The Association for Savings and Investment South Africa (Asisa) on Tuesday confirmed that it will be closing the Fundisa education unit trust fund at the end of March 2023, saying the fund no longer incentivises investors to support the education of children from low-income households.
The low-risk, interest-bearing unit trust fund, which has been in existence for almost 15 years, was launched by the former Association of Collective Investments (ACI) in partnership with the Department of Higher Education and Training (DHET) and the National Student Financial Aid Scheme (NSFAS) to assist with funding for the tertiary education of students from lower-income households.
However, with NSFAS expanding its mandate in 2018 by phasing in fully subsidised bursaries for disadvantaged students from families with an annual household income of R350 000 or less and the Ikusasa Student Financial Aid Programme (ISFAP) providing bursaries to students from families with an annual income of R600 000 or less, the demand for Fundisa’s existence has dwindled.
Realising the imminent closure of the fund, the association took the decision to halt the application of new investors to Fundisa in February 2018.
The fund, which applies a household income means test of R180 000 for beneficiaries and accepted a minimum investment of R40, included a unique bonus offering where investments in the fund were enhanced by up to 25% annually to a maximum of R600 per beneficiary.
Since inception the fund has allocated R48 million in bonus payments to investor accounts.
Asisa CEO Leon Campher says that the 10 963 investors who are still investing in the fund on behalf of low-income households have eight months to conclude investments.
“Qualifying investors would have received their share of the 2021 bonus allocations of R1.2 million last month and we are giving them eight months’ notice that the Fundisa fund will be closing for new contributions at the end of September 2022 to ensure that no one is prejudiced,” Campher says.
He adds that those who continue investing will receive their bonus payments for the year.
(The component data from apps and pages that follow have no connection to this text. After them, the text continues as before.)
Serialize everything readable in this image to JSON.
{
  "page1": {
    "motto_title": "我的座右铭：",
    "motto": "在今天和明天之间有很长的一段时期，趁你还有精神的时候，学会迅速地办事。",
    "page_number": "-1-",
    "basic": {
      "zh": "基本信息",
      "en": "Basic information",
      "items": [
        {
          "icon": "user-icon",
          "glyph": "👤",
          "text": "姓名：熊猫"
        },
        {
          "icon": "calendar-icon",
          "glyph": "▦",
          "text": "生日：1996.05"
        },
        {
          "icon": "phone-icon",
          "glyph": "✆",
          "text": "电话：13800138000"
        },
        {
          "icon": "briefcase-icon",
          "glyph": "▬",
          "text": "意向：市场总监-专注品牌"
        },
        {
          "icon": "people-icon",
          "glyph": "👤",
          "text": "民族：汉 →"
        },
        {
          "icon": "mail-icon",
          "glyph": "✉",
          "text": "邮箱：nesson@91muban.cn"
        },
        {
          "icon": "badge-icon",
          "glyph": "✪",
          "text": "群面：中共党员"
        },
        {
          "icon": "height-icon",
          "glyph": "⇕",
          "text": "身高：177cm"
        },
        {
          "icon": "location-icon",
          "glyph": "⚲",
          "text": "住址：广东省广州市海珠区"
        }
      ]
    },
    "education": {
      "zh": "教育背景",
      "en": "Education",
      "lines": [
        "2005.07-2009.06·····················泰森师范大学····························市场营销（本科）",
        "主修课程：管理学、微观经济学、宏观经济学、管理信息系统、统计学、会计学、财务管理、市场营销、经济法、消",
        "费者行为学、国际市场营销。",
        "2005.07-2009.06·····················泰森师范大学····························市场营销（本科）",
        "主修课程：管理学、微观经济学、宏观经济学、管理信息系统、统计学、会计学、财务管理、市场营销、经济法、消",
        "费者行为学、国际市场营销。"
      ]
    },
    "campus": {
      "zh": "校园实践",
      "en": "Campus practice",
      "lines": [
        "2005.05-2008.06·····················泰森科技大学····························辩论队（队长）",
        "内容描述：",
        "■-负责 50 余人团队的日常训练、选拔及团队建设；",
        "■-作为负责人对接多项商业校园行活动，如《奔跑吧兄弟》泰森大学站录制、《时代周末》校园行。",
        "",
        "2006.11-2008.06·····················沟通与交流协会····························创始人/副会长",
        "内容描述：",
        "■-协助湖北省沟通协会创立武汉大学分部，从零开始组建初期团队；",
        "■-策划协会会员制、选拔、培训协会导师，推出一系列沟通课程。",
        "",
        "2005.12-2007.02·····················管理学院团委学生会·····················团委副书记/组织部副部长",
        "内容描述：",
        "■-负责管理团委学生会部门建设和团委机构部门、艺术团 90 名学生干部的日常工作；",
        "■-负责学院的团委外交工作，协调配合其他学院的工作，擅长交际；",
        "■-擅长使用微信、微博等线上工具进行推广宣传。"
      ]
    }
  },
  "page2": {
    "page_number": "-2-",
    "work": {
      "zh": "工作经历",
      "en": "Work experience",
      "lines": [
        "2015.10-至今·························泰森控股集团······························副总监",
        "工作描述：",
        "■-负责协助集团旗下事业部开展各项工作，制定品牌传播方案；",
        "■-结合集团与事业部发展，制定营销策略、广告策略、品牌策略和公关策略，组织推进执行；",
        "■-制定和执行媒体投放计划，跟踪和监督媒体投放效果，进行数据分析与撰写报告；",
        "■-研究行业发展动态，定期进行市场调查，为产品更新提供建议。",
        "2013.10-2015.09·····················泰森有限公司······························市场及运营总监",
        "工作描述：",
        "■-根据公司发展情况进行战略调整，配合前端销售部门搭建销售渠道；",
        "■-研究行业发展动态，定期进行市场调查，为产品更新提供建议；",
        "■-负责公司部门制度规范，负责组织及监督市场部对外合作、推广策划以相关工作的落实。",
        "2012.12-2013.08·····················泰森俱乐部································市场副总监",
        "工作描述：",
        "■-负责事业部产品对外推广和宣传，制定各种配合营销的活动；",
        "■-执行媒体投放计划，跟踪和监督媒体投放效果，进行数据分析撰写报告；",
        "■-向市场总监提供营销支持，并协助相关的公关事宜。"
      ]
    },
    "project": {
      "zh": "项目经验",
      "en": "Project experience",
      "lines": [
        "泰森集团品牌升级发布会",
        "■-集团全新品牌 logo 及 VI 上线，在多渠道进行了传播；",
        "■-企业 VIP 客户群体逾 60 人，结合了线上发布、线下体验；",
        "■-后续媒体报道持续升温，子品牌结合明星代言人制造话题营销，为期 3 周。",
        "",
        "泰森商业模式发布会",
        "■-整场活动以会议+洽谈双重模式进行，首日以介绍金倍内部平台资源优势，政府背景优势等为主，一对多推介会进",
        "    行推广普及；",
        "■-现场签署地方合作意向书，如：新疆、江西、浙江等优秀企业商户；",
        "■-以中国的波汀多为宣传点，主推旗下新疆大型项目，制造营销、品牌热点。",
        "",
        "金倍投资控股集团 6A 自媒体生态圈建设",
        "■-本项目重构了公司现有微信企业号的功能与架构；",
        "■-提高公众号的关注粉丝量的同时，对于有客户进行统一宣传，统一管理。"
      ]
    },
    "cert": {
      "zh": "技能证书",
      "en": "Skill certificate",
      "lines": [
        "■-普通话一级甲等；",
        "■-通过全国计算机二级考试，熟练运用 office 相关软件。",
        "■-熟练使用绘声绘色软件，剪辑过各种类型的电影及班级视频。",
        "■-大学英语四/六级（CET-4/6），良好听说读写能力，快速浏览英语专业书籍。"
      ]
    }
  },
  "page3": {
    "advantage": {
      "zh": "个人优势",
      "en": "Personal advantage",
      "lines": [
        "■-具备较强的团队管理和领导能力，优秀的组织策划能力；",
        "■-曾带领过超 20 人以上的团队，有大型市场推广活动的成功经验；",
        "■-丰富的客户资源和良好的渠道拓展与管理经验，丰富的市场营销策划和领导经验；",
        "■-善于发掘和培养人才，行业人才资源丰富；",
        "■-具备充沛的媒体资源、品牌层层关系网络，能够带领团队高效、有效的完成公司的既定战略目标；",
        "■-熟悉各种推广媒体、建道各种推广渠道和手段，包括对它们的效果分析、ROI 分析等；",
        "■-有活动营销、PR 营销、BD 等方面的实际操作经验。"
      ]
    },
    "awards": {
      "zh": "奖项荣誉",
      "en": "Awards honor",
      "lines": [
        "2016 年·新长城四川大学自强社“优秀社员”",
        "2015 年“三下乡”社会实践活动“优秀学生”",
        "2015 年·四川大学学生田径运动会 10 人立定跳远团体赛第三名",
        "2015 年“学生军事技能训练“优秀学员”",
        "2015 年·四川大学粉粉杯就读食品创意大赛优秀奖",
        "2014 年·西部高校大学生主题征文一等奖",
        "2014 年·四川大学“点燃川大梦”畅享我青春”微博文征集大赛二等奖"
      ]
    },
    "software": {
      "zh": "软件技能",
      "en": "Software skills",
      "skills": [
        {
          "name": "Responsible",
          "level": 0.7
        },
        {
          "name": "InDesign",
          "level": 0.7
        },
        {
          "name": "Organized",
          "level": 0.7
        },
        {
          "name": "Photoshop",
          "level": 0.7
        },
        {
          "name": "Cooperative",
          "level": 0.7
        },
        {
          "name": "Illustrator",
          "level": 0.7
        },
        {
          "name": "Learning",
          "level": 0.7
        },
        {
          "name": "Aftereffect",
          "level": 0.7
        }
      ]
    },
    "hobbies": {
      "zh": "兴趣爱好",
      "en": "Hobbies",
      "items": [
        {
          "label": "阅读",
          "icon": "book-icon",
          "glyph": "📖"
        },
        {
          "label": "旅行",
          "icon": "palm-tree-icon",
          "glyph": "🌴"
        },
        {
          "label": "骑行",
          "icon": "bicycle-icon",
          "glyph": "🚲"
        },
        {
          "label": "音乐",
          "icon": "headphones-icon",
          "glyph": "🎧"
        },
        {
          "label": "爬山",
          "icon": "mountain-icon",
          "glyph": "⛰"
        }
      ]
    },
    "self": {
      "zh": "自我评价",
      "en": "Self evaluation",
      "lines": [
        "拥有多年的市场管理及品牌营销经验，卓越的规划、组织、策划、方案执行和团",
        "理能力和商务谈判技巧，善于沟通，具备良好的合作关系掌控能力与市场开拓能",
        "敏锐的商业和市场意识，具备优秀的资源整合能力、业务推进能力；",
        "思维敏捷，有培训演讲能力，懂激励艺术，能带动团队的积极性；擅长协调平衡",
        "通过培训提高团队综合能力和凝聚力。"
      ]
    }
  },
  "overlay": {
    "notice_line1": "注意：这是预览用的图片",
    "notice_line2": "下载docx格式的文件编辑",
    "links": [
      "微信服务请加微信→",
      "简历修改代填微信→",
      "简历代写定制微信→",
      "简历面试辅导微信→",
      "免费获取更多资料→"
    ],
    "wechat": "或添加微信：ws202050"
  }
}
“While we cannot force investors to use this money for what it was intended, namely to fund a child’s education, we hope that people will do the right thing,” he added.